    In the current case, after uneventful phacoemulsification at an outside facility, a 79-year-old man experienced worsening vision secondary to chronic cystoid macular edema (CME). He was referred to the Veteran Affairs Boston Healthcare System for review two years and four months after the initial cataract procedure. CME was confirmed, and a large pearly white globule that moved with changes in head position was noted. After surgical removal, nuclear magnetic resonance spectroscopy (NMR) identified the unknown substance as petroleum jelly.

    Complete resolution of CME and restoration of excellent visual acuity was achieved with ointment removal, anterior chamber washout, and topical steroid and topical nonsteroidal anti-inflammatory eye drops. However, this raises the question of whether IOL exchange as performed in multiple prior reports is truly necessary. In this case, the largest globule was visibly removed in the operating room. In the immediate postoperative period, tiny globules on the iris surface and in the angle were noted, but over time, these resolved and were likely cleared through the trabecular meshwork.

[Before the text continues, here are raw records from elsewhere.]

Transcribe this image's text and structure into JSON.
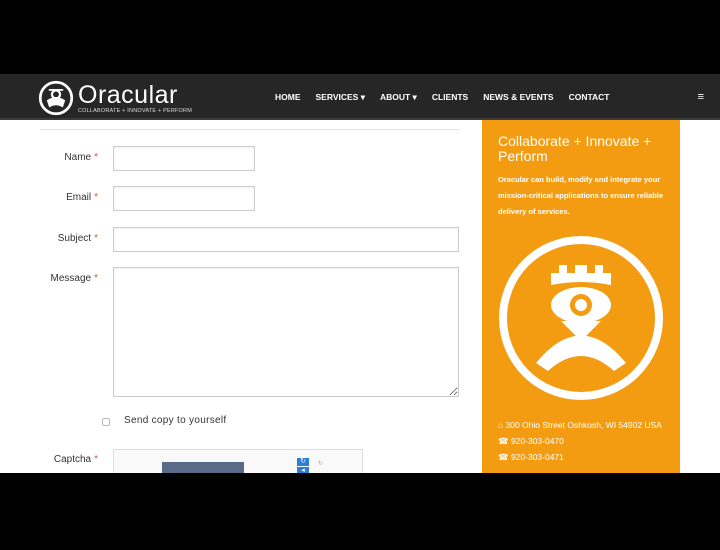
{
  "brand": {
    "name": "Oracular",
    "tagline": "COLLABORATE + INNOVATE + PERFORM"
  },
  "nav": {
    "items": [
      {
        "label": "HOME"
      },
      {
        "label": "SERVICES ▾"
      },
      {
        "label": "ABOUT ▾"
      },
      {
        "label": "CLIENTS"
      },
      {
        "label": "NEWS & EVENTS"
      },
      {
        "label": "CONTACT"
      }
    ],
    "menu_icon": "≡"
  },
  "form": {
    "name_label": "Name",
    "email_label": "Email",
    "subject_label": "Subject",
    "message_label": "Message",
    "captcha_label": "Captcha",
    "required_mark": "*",
    "copy_label": "Send copy to yourself",
    "name_value": "",
    "email_value": "",
    "subject_value": "",
    "message_value": ""
  },
  "sidebar": {
    "heading": "Collaborate + Innovate + Perform",
    "body": "Oracular can build, modify and integrate your mission-critical applications to ensure reliable delivery of services.",
    "address": "300 Ohio Street Oshkosh, WI 54902 USA",
    "phone1": "920-303-0470",
    "phone2": "920-303-0471",
    "accent": "#f39c12"
  }
}
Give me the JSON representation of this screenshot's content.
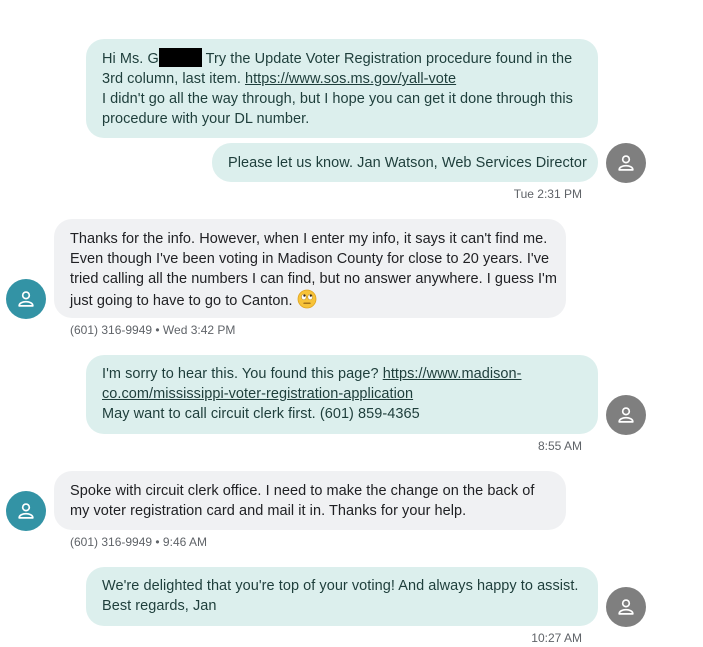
{
  "messages": [
    {
      "lines_prefix": "Hi Ms. G",
      "line1_rest": " Try the Update Voter Registration procedure found in the",
      "line2_text": "3rd column, last item.  ",
      "line2_link": "https://www.sos.ms.gov/yall-vote",
      "line3": "I didn't go all the way through, but I hope you can get it done through this",
      "line4": "procedure with your DL number."
    },
    {
      "text": "Please let us know.  Jan Watson, Web Services Director",
      "timestamp": "Tue 2:31 PM"
    },
    {
      "line1": "Thanks for the info. However, when I enter my info, it says it can't find me.",
      "line2": "Even though I've been voting in Madison County for close to 20 years. I've",
      "line3": "tried calling all the numbers I can find, but no answer anywhere. I guess I'm",
      "line4": "just going to have to go to Canton.",
      "meta": "(601) 316-9949 • Wed 3:42 PM",
      "emoji": "eye-roll-emoji"
    },
    {
      "line1_text": "I'm sorry to hear this.  You found this page? ",
      "line1_link": "https://www.madison-",
      "line2_link": "co.com/mississippi-voter-registration-application",
      "line3": "May want to call circuit clerk first.  (601) 859-4365",
      "timestamp": "8:55 AM"
    },
    {
      "line1": "Spoke with circuit clerk office. I need to make the change on the back of",
      "line2": "my voter registration card and mail it in. Thanks for your help.",
      "meta": "(601) 316-9949 • 9:46 AM"
    },
    {
      "line1": "We're delighted that you're top of your voting!  And always happy to assist.",
      "line2": "Best regards, Jan",
      "timestamp": "10:27 AM"
    }
  ],
  "avatars": {
    "sender_icon": "person-icon",
    "sender_color": "#7f7f7f",
    "contact_color": "#3393a5"
  }
}
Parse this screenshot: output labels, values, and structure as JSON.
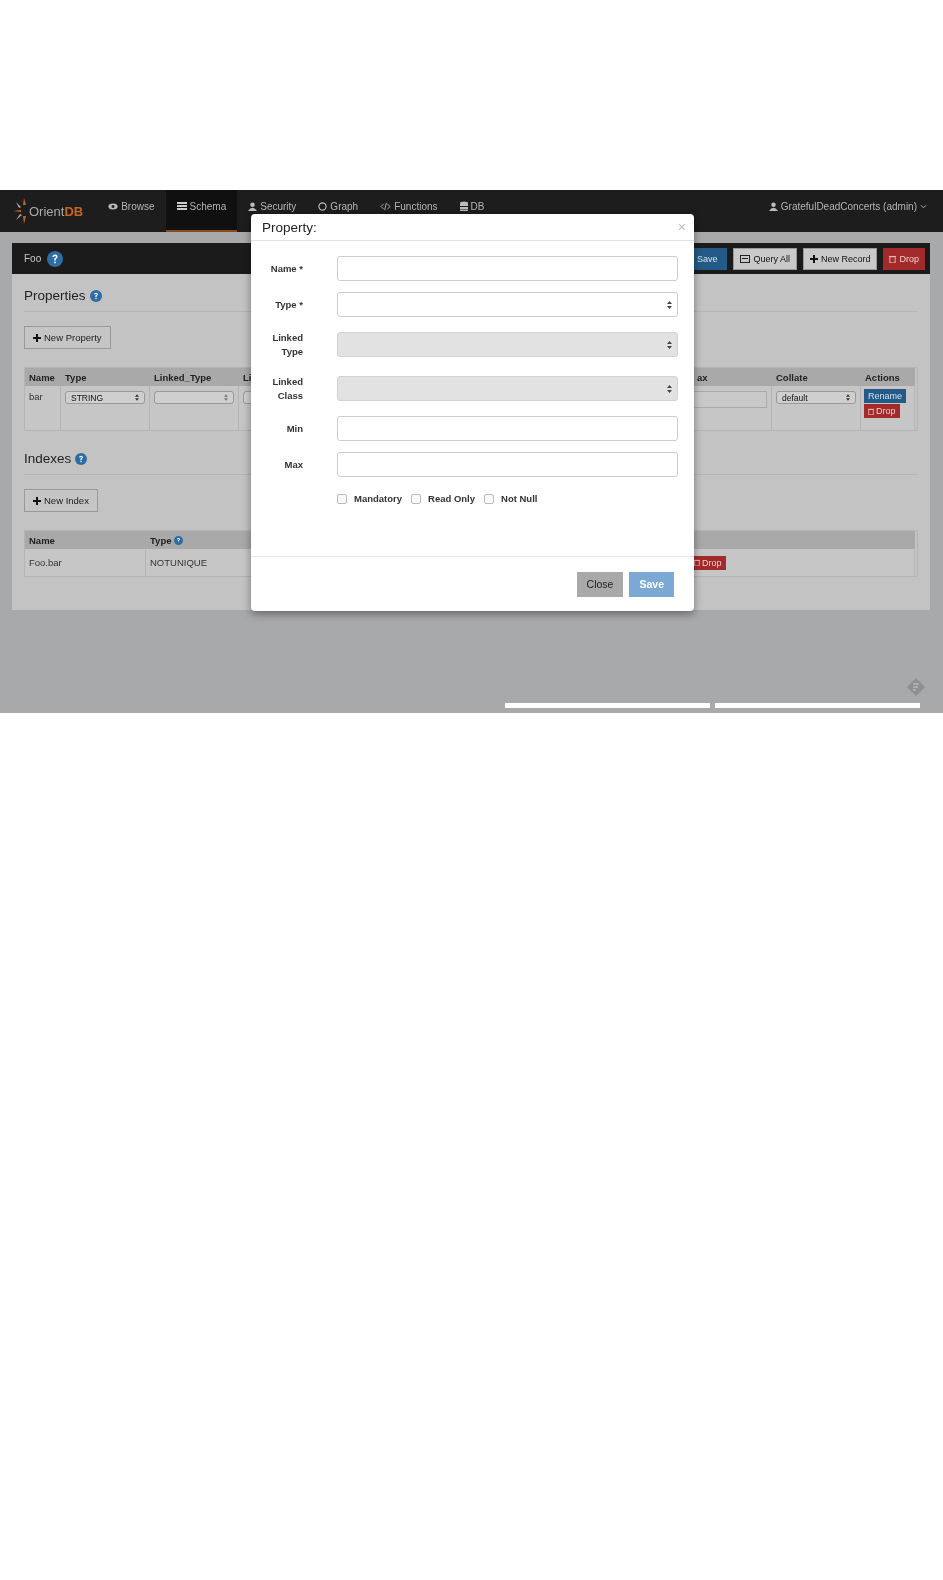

    Prior case reports identify the unknown substance in the anterior chamber as a specific ointment. In this case, NMR spectroscopy confirmed that it is the neutral semisolid petrolatum, used as a protective vehicle and fatty substitute, which lingers in the eye for an extended period of time. Future studies might focus on the need for medications for external application to the eye during the immediate postoperative period medications that have preservative-free vehicles and are well-tolerated by the intraocular environment but have gel properties to ensure they remain in the cul-de-sac longer than drops.